The deal will have an average annual value of $27 million, a source said, putting Stafford ahead of the five-year contract that pays $25 million annually to Oakland Raiders quarterback Derek Carr, which Carr signed last month.
A source told ESPN's Adam Schefter that Stafford's deal is expected to guarantee him a record $92 million, including a $50 million signing bonus. The previous record for guaranteed money issued to an NFL player was $87 million for Andrew Luck of the Indianapolis Colts.
Under the deal, Stafford will be guaranteed $60.5 million at signing and $86 million by the start of Year 2 of the contract, which starts next March, a league source told Schefter. The full $92 million is guaranteed upon Year 3, the source told Schefter.
The Lions announced the five-year deal Monday night but did not disclose financial terms. The deal keeps the 29-year-old Stafford, the Lions' franchise leader in almost every passing category, with the team throughout the prime of his career.
Top Lions receiver Golden Tate and Stafford's wife, Kelly, took to Instagram to congratulate the quarterback.
Congrats my friend, you deserve every blessing that's coming your way! No one deserves this more than you. The attitude and dedication you bring everyday is contagious. It's been fun catching passes from you, but I feel like it's gonna get way more fun. Hope we continue playing together for a long time #thatsmyquarterback (T.O voice )
Stafford made $110,778,969 in his first eight seasons with the Lions, according to Spotrac, and was due another $16.5 million in cash for this season before signing the extension. It's not immediately clear whether that number will change with the extension agreement.
In April, Stafford made it clear he wanted to remain with Detroit. He and his wife lived in the area year-round while she was pregnant, and she gave birth to twin daughters Sawyer and Chandler in March.
The Lions and Stafford made that long-term possibility a reality Monday. This deal won't necessarily be Stafford's last, either. When it was suggested in April that he is past the midway point of his career, he scoffed a bit and said he wants to continue playing for a long time.
Stafford was the No. 1 overall draft pick out of Georgia in 2009, and he was a star at Highland Park High School near Dallas, where he was a teammate of Los Angeles Dodgers pitcher Clayton Kershaw -- who just happens to be the highest-paid player in Major League Baseball this season at $33 million.
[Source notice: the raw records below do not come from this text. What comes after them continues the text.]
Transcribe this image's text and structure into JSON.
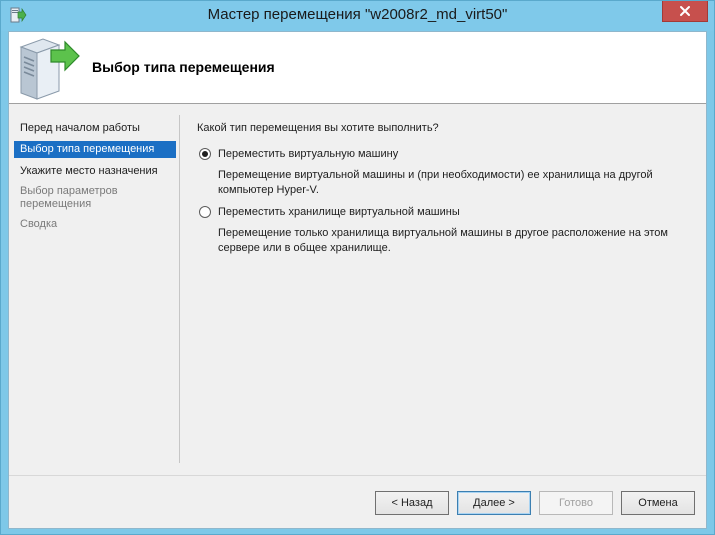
{
  "window": {
    "title": "Мастер перемещения \"w2008r2_md_virt50\"",
    "accent_color": "#7fc9ea",
    "close_color": "#c7504d"
  },
  "header": {
    "page_title": "Выбор типа перемещения",
    "icon": "server-move-icon"
  },
  "nav": {
    "items": [
      {
        "label": "Перед началом работы",
        "state": "normal"
      },
      {
        "label": "Выбор типа перемещения",
        "state": "active"
      },
      {
        "label": "Укажите место назначения",
        "state": "normal"
      },
      {
        "label": "Выбор параметров перемещения",
        "state": "disabled"
      },
      {
        "label": "Сводка",
        "state": "disabled"
      }
    ]
  },
  "main": {
    "question": "Какой тип перемещения вы хотите выполнить?",
    "options": [
      {
        "label": "Переместить виртуальную машину",
        "description": "Перемещение виртуальной машины и (при необходимости) ее хранилища на другой компьютер Hyper-V.",
        "checked": true
      },
      {
        "label": "Переместить хранилище виртуальной машины",
        "description": "Перемещение только хранилища виртуальной машины в другое расположение на этом сервере или в общее хранилище.",
        "checked": false
      }
    ]
  },
  "footer": {
    "back_label": "< Назад",
    "next_label": "Далее >",
    "finish_label": "Готово",
    "cancel_label": "Отмена"
  }
}
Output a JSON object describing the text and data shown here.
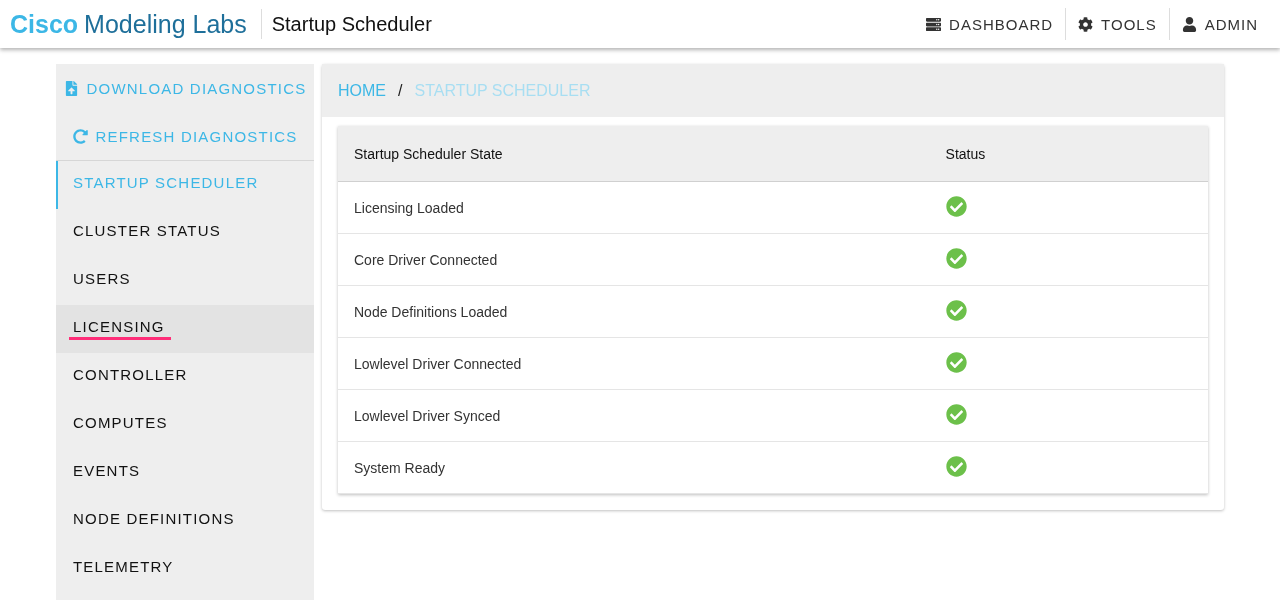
{
  "app_bar": {
    "brand_bold": "Cisco",
    "brand_rest": "Modeling Labs",
    "page_title": "Startup Scheduler",
    "menu": [
      {
        "kind": "dashboard",
        "label": "DASHBOARD"
      },
      {
        "kind": "tools",
        "label": "TOOLS"
      },
      {
        "kind": "user",
        "label": "ADMIN"
      }
    ]
  },
  "sidebar": {
    "actions": [
      {
        "kind": "download",
        "label": "DOWNLOAD DIAGNOSTICS"
      },
      {
        "kind": "refresh",
        "label": "REFRESH DIAGNOSTICS"
      }
    ],
    "items": [
      {
        "label": "STARTUP SCHEDULER",
        "selected": true,
        "hovered": false
      },
      {
        "label": "CLUSTER STATUS",
        "selected": false,
        "hovered": false
      },
      {
        "label": "USERS",
        "selected": false,
        "hovered": false
      },
      {
        "label": "LICENSING",
        "selected": false,
        "hovered": true
      },
      {
        "label": "CONTROLLER",
        "selected": false,
        "hovered": false
      },
      {
        "label": "COMPUTES",
        "selected": false,
        "hovered": false
      },
      {
        "label": "EVENTS",
        "selected": false,
        "hovered": false
      },
      {
        "label": "NODE DEFINITIONS",
        "selected": false,
        "hovered": false
      },
      {
        "label": "TELEMETRY",
        "selected": false,
        "hovered": false
      }
    ]
  },
  "breadcrumb": {
    "home": "HOME",
    "separator": "/",
    "current": "STARTUP SCHEDULER"
  },
  "table": {
    "columns": [
      "Startup Scheduler State",
      "Status"
    ],
    "rows": [
      {
        "state": "Licensing Loaded",
        "ok": true
      },
      {
        "state": "Core Driver Connected",
        "ok": true
      },
      {
        "state": "Node Definitions Loaded",
        "ok": true
      },
      {
        "state": "Lowlevel Driver Connected",
        "ok": true
      },
      {
        "state": "Lowlevel Driver Synced",
        "ok": true
      },
      {
        "state": "System Ready",
        "ok": true
      }
    ]
  }
}
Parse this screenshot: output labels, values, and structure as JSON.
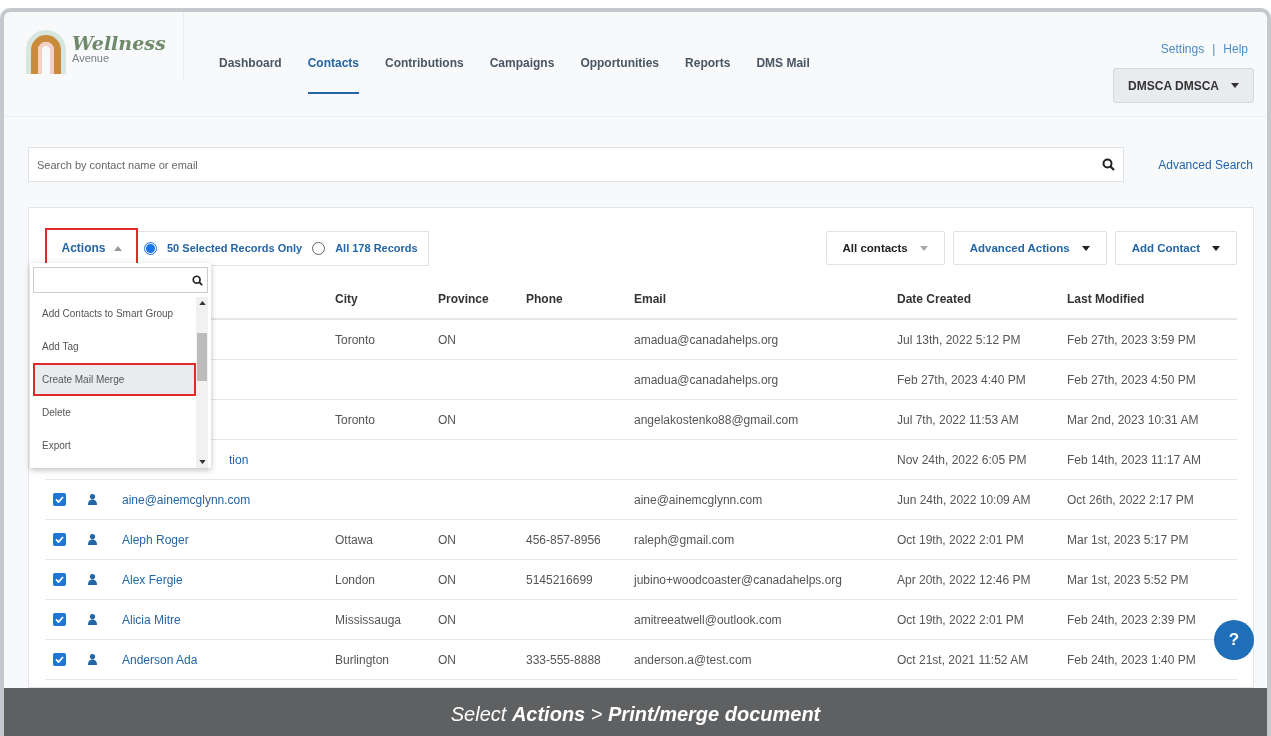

Stafford has started 109 games for the Lions, compiling a 51-58 record. After an injury-plagued first two years in Detroit, Stafford has started every game at quarterback for the Lions since the start of the 2011 season.
He has completed 2,634 of 4,285 passes (61.5 percent) for 30,303 yards, 187 touchdowns and 108 interceptions. He has been sacked 242 times, has thrown for 1,515 first downs, and owns a career passer rating of 86.8. He has also rushed 242 times for 851 yards and 14 touchdowns.
Stafford has posted three of the best seasons of his career under Lions head coach Jim Caldwell, including a Pro Bowl year in 2014 and two playoff berths. Under Caldwell, Stafford has had three of his four best completion percentage years and the three lowest interception totals of his career (when he has played more than three games).
Stafford has already become a top-50 quarterback, statistically, in NFL history, ranking No. 39 in completions, No. 47 in attempts, No. 44 in yards, No. 49 in touchdowns and No. 23 in passer rating.